12 MONTHS!! That was when I realised how important my car is to me – transport to and from my employment at two Bristol hospitals, part-time driver to my 85-year old partner, impulse shopper, visits to relations and friends on the south coast, running down to the local shop for a missing ingredient while preparing a meal, space to rant, laugh and cry in peace, babble like a halfwit, pick my nose or enjoy blissful silence with nobody to notice. My own space.
Once I had established with the DVLA that it had been my doctor’s mistake, I took a day off work and made an urgent appointment with him, taking with me a carefully worded letter as if from him to the DVLA explaining the mistake. Although he hadn’t kept a copy of the form, fortunately he immediately acknowledged the error and accepted the letter as being what he would have said. Once on the surgery’s headed notepaper he faxed it through, and I posted the original as confirmation. The following day I wrote a letter to them explaining the error - all this in the 48 hours after my receipt of their letter. Both letters stressed how important my car was to my employment. And after all, the problem had not been of my making.
I considered that I had acted promptly; while cursing that I would have to make other transport arrangements for a week at most, as John was willing to drive me to work it would just be a brief blip and not 12 months. I sat back and waited to hear from them, keeping my fingers crossed that I would not have to bus it to work, which would have represented a 2-hour commute in each direction, door to desk.
That was a month ago.
I became increasingly distressed as phone call after phone call was made to the DVLA. When you make the call, you go through multiple menus before being able to speak to a human being, and a wrong choice places you in a loop and you have to hang up and start again. The human I eventually spoke to was always different to the time before, and though they expertly called up my information on their screens after half a dozen security questions fired at me to make sure I was who I said I was, the answers were always vague. (“It’s in the system”.)
I eventually heard that they had accepted what my doctor had said, and they would ‘allow’ me to re-apply for a driving licence from scratch. I wouldn’t even have to pay the fee! Subsequent chasers (going through the same rigmarole) prompted questions from them such as had I faxed the form? What about my former expired licence? (Couldn’t fax that… )

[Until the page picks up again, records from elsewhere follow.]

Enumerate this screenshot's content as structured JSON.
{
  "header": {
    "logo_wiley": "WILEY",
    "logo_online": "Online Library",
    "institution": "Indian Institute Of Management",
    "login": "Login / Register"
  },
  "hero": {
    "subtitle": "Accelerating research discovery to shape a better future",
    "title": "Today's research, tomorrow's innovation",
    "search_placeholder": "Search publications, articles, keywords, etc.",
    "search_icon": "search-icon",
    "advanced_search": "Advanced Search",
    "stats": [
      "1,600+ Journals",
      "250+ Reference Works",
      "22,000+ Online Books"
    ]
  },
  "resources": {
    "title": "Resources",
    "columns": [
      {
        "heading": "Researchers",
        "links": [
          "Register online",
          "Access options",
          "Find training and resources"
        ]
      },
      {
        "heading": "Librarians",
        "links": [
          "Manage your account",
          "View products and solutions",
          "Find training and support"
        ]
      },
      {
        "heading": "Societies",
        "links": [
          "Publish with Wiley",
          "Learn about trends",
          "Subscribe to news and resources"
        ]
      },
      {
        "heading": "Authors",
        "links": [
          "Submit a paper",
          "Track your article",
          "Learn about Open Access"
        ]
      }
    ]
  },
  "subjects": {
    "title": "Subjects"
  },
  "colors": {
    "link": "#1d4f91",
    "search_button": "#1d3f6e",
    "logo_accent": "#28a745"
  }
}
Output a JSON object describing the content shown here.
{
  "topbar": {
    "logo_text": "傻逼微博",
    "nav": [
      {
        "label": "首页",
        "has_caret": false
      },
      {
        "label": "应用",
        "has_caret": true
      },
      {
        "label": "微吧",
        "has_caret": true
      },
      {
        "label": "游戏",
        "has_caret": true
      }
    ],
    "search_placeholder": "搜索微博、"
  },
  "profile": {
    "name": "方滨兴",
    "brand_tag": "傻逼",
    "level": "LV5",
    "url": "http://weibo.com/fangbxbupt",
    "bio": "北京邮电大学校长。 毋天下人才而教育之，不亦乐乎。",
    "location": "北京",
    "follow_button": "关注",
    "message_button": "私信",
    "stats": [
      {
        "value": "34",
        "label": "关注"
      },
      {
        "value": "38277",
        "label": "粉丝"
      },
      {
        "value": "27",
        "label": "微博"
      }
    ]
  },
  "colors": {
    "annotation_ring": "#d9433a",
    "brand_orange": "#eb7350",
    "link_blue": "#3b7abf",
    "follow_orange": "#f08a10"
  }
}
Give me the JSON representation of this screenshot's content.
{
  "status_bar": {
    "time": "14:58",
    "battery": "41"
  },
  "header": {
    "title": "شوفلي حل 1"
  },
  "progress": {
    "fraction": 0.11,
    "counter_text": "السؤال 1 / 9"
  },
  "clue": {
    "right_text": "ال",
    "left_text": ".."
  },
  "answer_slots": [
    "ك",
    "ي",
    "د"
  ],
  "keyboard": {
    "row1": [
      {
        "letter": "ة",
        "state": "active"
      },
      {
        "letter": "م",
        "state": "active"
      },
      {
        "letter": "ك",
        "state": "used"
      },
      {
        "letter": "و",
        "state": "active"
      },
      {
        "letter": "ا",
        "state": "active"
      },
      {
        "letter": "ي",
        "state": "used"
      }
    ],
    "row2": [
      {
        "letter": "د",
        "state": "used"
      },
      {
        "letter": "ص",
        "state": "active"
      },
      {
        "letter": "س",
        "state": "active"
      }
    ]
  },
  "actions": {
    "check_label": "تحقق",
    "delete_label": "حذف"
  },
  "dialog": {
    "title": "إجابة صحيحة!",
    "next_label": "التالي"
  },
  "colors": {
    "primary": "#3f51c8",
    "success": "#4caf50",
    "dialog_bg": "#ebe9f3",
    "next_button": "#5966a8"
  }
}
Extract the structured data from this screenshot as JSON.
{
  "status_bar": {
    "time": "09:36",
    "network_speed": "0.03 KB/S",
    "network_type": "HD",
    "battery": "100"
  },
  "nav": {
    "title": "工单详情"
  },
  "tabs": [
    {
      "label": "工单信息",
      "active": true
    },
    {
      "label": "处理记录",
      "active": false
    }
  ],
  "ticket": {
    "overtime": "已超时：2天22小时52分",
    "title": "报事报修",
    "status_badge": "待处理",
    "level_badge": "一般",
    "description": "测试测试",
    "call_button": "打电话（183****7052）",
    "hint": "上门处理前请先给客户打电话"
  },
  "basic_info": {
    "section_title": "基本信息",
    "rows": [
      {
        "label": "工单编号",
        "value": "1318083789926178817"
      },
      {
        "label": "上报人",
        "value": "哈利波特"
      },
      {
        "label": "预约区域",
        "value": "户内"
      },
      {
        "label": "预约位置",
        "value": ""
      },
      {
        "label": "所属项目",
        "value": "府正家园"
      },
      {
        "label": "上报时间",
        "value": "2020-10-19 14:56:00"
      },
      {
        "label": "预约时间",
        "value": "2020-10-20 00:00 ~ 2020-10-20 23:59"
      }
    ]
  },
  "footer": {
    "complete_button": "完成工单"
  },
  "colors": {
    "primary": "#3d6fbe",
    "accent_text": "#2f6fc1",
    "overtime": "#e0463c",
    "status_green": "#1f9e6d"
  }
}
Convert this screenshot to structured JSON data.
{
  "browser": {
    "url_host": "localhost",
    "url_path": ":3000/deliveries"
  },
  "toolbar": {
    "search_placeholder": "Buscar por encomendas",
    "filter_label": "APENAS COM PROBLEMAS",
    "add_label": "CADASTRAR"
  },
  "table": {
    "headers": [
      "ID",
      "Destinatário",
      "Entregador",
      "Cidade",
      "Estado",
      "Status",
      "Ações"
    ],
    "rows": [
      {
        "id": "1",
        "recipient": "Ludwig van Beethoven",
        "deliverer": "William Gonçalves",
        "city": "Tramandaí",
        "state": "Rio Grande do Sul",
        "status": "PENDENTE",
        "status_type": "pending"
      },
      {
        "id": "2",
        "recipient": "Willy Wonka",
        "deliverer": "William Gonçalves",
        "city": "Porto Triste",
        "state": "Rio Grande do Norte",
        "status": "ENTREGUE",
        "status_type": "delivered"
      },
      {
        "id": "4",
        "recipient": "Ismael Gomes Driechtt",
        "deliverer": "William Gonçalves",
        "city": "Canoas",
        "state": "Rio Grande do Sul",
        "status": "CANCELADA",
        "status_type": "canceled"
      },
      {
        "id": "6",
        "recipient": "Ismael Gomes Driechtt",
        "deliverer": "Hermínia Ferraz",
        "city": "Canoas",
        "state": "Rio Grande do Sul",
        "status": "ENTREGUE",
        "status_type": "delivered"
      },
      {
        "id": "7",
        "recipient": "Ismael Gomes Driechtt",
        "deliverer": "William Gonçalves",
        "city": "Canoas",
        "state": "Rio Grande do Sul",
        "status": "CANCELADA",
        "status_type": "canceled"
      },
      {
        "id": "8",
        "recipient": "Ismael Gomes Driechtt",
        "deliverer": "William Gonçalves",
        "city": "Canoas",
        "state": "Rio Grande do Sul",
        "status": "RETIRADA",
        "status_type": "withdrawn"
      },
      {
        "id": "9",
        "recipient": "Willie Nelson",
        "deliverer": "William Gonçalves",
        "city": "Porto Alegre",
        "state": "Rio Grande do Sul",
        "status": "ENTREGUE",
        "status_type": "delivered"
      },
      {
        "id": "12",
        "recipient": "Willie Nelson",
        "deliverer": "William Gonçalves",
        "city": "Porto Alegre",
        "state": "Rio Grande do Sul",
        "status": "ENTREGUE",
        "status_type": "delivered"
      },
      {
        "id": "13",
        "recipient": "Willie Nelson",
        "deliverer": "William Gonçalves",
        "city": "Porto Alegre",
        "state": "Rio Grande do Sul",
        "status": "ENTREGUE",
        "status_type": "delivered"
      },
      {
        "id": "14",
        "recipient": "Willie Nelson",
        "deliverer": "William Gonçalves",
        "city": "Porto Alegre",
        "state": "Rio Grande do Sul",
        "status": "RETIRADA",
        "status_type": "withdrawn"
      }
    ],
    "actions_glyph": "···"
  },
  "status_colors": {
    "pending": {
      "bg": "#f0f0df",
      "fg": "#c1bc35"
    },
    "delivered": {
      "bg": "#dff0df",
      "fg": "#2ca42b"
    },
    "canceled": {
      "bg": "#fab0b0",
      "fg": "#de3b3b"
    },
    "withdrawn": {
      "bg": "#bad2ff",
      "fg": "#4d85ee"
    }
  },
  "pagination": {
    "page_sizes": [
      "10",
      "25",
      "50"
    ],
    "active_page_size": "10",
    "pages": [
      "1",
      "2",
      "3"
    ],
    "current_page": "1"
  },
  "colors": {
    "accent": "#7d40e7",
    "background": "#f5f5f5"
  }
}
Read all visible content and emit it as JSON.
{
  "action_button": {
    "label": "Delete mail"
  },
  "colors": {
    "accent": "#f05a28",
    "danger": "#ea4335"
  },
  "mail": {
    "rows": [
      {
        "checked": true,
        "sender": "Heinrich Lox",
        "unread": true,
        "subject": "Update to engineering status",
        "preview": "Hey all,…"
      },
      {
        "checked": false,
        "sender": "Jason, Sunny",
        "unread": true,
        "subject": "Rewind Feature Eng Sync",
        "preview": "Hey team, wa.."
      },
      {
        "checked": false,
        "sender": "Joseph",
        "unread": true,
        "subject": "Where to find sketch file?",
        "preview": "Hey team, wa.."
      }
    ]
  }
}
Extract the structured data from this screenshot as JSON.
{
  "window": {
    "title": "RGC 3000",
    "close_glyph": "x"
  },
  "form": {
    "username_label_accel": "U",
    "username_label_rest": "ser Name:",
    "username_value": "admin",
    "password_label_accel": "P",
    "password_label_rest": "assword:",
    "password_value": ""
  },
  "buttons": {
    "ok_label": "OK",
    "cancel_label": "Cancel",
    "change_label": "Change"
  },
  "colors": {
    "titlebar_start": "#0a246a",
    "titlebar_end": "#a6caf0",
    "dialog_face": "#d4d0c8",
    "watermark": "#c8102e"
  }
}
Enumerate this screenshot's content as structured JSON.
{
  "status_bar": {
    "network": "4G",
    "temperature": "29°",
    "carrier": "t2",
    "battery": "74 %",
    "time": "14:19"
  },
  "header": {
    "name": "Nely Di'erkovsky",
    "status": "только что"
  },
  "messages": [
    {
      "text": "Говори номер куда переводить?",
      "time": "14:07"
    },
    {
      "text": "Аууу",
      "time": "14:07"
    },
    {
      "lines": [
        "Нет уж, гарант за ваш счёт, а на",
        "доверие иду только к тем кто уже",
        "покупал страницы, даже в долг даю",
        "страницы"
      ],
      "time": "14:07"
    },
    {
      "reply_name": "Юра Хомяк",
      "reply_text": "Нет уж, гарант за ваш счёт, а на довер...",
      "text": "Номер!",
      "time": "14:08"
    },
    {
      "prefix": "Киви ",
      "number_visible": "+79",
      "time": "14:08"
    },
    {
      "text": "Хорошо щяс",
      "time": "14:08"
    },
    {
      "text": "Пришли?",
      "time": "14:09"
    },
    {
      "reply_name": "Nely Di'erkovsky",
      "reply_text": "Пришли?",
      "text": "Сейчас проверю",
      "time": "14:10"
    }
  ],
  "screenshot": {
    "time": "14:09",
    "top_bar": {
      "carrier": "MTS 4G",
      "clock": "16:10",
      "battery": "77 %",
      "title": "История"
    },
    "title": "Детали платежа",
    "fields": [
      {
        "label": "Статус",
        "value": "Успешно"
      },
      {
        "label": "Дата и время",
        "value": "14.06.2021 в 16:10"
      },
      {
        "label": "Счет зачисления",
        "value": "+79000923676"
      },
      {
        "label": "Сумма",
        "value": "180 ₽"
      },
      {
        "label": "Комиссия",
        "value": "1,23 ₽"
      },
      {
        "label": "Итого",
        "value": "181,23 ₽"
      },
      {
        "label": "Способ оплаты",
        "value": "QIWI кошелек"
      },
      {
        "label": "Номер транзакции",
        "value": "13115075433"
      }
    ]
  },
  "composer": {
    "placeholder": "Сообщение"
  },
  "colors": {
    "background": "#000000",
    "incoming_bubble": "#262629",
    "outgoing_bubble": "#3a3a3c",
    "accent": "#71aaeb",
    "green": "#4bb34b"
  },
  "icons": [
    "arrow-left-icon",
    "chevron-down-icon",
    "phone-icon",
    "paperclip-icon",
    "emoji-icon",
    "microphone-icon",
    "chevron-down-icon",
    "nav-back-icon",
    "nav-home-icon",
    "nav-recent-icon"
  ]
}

John drove my car once during that time just to check the engine was still ticking over, and parked it carelessly on the drive with two wheels on the grass. And there it remained for the rest of the time, the smothered grass waiting for release and the milkman pleased that it gave him a clearer path the other side to make his deliveries...
At one point a friend suggested to me that if this had happened to me while I was still living in Argentina, the bureaucracy would have been a hundred times worse, and the whole situation more stressful. Well, no, I replied. I would have bribed somebody at the outset and it would have been job sorted. Alternatively there are frequent bus services everywhere, unlike in the UK, where most people like me live isolated from bus routes.
The new licence finally arrived today, after a month’s worth of fuel for John driving to the hospital twice a day and doing all my errands for me. I learned from looking up driving forums on the internet that the question on that form which caused all the trouble is frequently ticked incorrectly, and the DVLA have showed no signs of changing the wording. Some people have even had to resort to getting letters of complaint written by their Member of Parliament or pay for medical examinations by more senior clinicians.
It makes me wonder whether it was worth being honest to them about my eye condition. I was blabbing on to myself about the whole sorry affair in the car as I drove home from work today, with classical music going full blast and in between picking my nose.
- from Lonicera’s digital archive
The Maldives - Kuramathi